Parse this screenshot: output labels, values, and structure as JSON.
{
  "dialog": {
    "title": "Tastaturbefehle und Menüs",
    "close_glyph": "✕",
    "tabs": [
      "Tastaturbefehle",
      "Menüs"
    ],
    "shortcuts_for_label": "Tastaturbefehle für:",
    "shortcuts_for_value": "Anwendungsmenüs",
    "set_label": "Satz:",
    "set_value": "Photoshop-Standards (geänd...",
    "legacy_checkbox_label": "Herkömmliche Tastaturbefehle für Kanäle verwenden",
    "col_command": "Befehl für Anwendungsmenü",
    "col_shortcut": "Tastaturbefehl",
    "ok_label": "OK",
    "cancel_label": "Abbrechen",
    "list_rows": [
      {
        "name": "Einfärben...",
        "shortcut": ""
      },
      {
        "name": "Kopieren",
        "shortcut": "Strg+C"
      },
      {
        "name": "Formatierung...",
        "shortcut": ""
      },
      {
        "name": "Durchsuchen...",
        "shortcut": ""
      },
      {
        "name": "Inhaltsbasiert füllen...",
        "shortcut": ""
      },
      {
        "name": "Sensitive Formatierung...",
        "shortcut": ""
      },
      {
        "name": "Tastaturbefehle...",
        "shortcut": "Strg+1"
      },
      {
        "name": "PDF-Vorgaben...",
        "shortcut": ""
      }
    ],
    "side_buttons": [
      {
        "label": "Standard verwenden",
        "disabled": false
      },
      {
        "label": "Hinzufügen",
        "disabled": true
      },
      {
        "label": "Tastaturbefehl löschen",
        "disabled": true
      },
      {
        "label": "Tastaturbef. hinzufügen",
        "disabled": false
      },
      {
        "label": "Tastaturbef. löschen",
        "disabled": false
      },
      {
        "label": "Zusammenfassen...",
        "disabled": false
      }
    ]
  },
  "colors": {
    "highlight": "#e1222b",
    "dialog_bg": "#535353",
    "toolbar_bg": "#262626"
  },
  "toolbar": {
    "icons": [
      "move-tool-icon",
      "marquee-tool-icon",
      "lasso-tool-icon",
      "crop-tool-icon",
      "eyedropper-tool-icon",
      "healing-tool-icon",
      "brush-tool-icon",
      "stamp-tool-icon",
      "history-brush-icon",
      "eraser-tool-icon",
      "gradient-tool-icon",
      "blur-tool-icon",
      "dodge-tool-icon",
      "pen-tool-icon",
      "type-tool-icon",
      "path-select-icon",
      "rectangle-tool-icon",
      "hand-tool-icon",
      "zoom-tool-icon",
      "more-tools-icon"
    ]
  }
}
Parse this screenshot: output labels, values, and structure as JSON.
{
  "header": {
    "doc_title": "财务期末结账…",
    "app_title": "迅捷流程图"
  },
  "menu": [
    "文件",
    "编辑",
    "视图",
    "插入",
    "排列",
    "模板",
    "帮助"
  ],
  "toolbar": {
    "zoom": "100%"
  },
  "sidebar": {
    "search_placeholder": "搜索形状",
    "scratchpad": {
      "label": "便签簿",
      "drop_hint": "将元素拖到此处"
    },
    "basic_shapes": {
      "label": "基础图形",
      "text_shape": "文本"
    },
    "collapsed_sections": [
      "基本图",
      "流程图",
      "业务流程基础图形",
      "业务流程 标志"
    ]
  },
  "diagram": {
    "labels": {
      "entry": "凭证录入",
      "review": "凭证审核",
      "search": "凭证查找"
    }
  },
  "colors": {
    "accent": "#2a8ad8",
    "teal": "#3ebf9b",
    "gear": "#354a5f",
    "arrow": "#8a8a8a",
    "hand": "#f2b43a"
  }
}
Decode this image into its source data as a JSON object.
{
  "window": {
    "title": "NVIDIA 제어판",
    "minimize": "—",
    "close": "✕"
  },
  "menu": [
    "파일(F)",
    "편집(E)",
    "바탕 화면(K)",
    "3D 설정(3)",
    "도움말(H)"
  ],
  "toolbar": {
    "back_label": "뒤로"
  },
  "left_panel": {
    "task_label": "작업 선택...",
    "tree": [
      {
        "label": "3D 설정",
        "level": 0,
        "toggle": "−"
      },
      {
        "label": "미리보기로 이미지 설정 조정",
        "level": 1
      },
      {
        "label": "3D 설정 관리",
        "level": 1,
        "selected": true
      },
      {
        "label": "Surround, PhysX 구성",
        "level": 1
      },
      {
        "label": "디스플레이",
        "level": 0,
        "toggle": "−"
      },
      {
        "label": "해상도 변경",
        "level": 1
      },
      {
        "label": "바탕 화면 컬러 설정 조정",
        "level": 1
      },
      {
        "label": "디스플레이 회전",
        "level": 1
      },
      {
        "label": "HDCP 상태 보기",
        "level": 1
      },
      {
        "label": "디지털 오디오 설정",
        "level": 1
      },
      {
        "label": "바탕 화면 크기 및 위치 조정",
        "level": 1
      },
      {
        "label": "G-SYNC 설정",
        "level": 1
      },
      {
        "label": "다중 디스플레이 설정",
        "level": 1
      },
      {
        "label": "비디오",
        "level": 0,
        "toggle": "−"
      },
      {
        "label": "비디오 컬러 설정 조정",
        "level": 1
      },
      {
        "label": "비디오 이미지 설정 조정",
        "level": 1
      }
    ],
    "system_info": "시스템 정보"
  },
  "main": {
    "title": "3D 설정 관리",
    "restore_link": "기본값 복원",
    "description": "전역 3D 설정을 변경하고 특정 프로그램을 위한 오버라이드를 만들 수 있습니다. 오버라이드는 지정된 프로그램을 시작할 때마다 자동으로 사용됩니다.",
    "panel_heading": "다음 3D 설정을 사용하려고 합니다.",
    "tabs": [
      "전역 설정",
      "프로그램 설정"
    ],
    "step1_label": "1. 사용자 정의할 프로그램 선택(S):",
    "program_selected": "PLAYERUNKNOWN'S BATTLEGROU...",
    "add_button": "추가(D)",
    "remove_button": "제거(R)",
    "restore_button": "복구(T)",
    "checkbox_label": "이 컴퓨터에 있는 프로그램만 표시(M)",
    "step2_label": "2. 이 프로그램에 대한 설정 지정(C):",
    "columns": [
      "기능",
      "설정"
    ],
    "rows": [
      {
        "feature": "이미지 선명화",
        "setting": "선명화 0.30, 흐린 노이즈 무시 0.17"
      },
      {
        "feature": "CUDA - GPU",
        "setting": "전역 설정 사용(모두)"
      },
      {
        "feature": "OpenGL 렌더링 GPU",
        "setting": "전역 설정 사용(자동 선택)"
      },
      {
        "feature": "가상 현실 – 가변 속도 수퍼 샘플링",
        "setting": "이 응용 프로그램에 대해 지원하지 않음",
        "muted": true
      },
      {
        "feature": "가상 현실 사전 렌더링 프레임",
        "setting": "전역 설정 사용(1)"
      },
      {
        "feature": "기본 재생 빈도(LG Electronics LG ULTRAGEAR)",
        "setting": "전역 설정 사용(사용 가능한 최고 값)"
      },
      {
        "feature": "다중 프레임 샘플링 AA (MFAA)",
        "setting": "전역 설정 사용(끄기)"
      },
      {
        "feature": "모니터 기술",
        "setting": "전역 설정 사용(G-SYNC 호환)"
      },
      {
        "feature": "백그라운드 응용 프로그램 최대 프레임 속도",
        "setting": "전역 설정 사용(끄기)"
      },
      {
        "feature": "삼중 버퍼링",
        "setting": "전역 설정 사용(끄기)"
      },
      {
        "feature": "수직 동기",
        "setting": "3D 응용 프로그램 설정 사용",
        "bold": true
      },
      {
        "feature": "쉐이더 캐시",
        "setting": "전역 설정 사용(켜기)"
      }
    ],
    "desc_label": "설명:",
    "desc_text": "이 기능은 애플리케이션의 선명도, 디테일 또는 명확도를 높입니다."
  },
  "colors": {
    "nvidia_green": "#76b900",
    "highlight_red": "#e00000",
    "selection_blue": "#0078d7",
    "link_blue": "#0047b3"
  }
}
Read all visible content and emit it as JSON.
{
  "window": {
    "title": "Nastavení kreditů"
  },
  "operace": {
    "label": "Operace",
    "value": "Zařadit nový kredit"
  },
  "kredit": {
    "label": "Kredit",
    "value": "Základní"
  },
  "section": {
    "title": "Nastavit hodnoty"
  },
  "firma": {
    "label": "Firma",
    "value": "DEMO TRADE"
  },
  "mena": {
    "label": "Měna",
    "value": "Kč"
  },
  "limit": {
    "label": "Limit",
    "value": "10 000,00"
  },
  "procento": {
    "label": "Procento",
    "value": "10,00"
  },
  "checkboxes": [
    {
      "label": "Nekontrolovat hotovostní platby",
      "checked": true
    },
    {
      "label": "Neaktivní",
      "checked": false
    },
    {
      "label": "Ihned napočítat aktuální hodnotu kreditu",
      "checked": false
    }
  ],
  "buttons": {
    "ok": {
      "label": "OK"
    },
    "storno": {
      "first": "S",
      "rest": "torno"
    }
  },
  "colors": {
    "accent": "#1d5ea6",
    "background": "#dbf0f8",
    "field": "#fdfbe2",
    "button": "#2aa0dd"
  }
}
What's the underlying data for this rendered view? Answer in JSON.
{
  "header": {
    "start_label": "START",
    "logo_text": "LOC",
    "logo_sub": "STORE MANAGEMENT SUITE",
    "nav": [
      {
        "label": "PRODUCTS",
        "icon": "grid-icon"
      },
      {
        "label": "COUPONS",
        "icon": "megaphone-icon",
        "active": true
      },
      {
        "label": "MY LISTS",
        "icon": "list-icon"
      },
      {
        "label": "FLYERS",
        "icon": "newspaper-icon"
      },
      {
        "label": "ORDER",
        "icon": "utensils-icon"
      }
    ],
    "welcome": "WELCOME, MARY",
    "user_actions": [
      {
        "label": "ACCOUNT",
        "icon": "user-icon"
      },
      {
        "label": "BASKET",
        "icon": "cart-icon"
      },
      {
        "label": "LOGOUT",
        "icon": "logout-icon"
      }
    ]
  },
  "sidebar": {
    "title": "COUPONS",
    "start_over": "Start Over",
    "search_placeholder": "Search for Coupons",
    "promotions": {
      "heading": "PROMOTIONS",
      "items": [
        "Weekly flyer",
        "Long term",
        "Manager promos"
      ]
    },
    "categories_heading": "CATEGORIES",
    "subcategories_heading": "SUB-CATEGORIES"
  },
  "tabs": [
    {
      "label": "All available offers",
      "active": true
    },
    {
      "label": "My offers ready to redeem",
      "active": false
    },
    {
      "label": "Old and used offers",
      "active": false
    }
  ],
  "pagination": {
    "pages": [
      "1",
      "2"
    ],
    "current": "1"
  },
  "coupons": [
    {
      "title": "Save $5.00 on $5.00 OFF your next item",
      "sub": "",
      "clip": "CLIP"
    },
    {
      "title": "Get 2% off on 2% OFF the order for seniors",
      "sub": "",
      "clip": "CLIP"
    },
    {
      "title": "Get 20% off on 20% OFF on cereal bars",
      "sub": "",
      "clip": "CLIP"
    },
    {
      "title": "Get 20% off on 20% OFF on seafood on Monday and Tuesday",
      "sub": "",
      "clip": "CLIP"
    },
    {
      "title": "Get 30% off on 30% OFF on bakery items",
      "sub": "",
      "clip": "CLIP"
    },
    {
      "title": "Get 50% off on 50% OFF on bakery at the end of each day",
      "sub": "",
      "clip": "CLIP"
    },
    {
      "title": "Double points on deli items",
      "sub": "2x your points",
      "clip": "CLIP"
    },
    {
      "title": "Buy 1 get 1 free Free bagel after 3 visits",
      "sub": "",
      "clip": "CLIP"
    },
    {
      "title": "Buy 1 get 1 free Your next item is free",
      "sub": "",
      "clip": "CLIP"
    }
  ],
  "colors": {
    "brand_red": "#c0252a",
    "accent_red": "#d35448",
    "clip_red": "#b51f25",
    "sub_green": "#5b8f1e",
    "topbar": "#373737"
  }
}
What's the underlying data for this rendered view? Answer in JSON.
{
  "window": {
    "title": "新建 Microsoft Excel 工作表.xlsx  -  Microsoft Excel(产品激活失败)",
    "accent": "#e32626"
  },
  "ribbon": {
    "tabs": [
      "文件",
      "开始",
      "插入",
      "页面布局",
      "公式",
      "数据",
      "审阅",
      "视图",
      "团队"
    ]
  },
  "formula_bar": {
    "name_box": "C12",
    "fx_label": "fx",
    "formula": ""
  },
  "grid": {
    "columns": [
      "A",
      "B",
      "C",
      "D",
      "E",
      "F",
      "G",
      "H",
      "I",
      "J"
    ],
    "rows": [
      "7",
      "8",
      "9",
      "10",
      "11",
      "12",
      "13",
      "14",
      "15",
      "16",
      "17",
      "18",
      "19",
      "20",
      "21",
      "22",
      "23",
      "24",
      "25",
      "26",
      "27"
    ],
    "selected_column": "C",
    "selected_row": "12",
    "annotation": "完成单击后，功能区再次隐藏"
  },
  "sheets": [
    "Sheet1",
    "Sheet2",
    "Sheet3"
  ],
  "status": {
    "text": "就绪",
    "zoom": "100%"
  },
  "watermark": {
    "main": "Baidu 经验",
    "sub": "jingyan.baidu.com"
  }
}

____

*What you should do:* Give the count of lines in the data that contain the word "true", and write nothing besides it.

*Expected answer:* 8